“Too many lives have been upended because of our failed approach to marijuana. It’s time we right these wrongs.”
These two sentences were the closing remarks of a statement by President Biden on October 6. Delivering on a campaign promise he made in 2019, the President announced that all federal offenses for simple possession of marijuana would be pardoned. He also urged state governors to follow this path and pardon those in local jails or state prisons for possession. Lastly, the President shared that the Attorney General and the Secretary of Health and Human Services would begin a review of marijuana as a Schedule 1 drug in the Controlled Substances Act. Schedule 1 is the same classification as heroin and LSD, and a higher classification than “the drugs driving the overdose epidemic,” fentanyl and methamphetamine. In his statement, Biden remarked:
As I often said during my campaign for President, no one should be in jail for using or possessing marijuana. Sending people to prison for possessing marijuana has upended too many lives and incarcerated for conduct that many states no longer prohibit…. And while white and black and brown people use marijuana at similar rates, black and brown people have been arrested, prosecuted, and convicted at disproportionate rates.
What unexpectedly good news for those impacted by the war on cannabis, which started in the 1930’s. No one statement or law can undo the damage that has been done in the last 90 years – “the needless incarcerations, the criminal records that have imposed barriers to employment, housing, and educational opportunities” – but the federal government can make changes that can positively impact the lives of consumers and business owners moving forward, first by removing cannabis from the list of Schedule 1 drugs, followed by federal legalization.
People who work in the industry are well-aware of the damaging effects the demonization of cannabis in the twentieth century has had on consumers, growers, product producers, sellers, and other businesses connected to cannabis. Because of that, they’ve done a lot of hard work to destigmatize and normalize consumption. They’ve raised awareness over the rates of incarceration, advocated for policy change, invested in their communities, supported minority-owned small businesses, and donated proceeds to organizations trying to make a difference.
At times it feels like we’re fighting an uphill battle, when cannabis-related bills stall in Congress – but on the state level, you can see the tide turning in a very positive direction.
In the United States, cannabis is accessible medically in 37 states and recreationally in 19 states and the District of Colombia. In the 2020 election, four more states legalized cannabis: Arizona, Montana, South Dakota and New Jersey. In 2021 and 2022, cannabis was legalized in New York and Vermont. In the midterms this fall, five more states are voting on recreational legalization – Missouri, Arkansas, North and South Dakota, and Maryland.
Over two-thirds of all Americans support legal access to cannabis. As more people learn about the plant and gain an understanding of how legal, regulated cannabis sales can financially benefit their communities, more people across the country accept and support it.

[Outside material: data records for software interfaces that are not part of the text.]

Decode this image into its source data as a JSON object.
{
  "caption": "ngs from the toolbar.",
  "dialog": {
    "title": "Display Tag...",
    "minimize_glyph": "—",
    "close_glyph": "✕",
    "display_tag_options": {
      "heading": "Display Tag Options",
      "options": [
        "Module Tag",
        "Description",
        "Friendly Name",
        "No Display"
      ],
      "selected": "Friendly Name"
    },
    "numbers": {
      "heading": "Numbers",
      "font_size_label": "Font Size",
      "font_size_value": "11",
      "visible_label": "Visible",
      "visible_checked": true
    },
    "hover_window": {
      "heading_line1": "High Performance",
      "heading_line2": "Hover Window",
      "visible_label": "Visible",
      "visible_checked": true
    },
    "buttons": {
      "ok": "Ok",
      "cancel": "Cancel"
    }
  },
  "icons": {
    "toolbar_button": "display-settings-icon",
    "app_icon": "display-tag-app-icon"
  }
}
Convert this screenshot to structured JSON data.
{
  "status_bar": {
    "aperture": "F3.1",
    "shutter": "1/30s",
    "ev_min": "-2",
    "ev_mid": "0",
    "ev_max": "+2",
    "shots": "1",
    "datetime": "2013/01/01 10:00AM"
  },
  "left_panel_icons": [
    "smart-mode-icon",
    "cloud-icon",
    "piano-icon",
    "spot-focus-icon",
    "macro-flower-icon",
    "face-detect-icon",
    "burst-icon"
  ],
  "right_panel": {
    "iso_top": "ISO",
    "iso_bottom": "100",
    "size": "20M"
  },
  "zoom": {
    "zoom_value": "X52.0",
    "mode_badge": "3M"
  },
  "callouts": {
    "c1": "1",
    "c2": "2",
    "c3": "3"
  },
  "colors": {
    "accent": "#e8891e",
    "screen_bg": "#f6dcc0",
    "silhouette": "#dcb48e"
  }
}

In the spring of 2020, Covid forced government officials to think about which businesses were essential and which weren’t. Something that is essential is “absolutely necessary” or “extremely important.” Grocery stores were essential. Hair salons — non-essential. Gas stations — essential. Clothing stores – non-essential. Cannabis dispensary – essential – but that designation in some cities only happened after public outcry.
When San Francisco Mayor London Breed first announced the city would begin its shelter in place order on March 16, the city had designated cannabis dispensaries as non-essential businesses. 24 hours later, the Department of Public Health reversed that the decision, stating: “Cannabis is an essential medicine for many San Francisco residents. Dispensaries can continue to operate as essential businesses during this time, while practicing social distancing and other public health recommendations.” The fact that dispensaries were granted the “essential business” designation reflected the shift in public opinion about cannabis — that consumers view the plant as medicine, and that people are more accepting of medical and recreational use in general.
If cannabis is removed from the list of Schedule 1 drugs and governors pardon those incarcerated for cannabis possession, SōRSE will celebrate these victories with the rest of the industry who have fought hard to destigmatize and decriminalize cannabis use.
There is more that needs to be done to move this industry forward, but we will continue to work with the plant in the same ways that we have since the company was founded – with a focus on consumer safety and product quality.
We are ready for federal legalization because we’ve been treating the plant like a food ingredient for the past six years and follow the protocols needed to create a safe, consistent, high-quality product that consumers can trust. We have partnered with groups like the Cannabis Beverage Association to standardize testing and assist with proper regulation of ingestibles. We believe in the power of the plant, we believe in moving forward while never forgetting how the past impacts the present, and we believe that cannabis should be accessible to all. We believe that day will come – it’s not a matter of “if,” but “when.”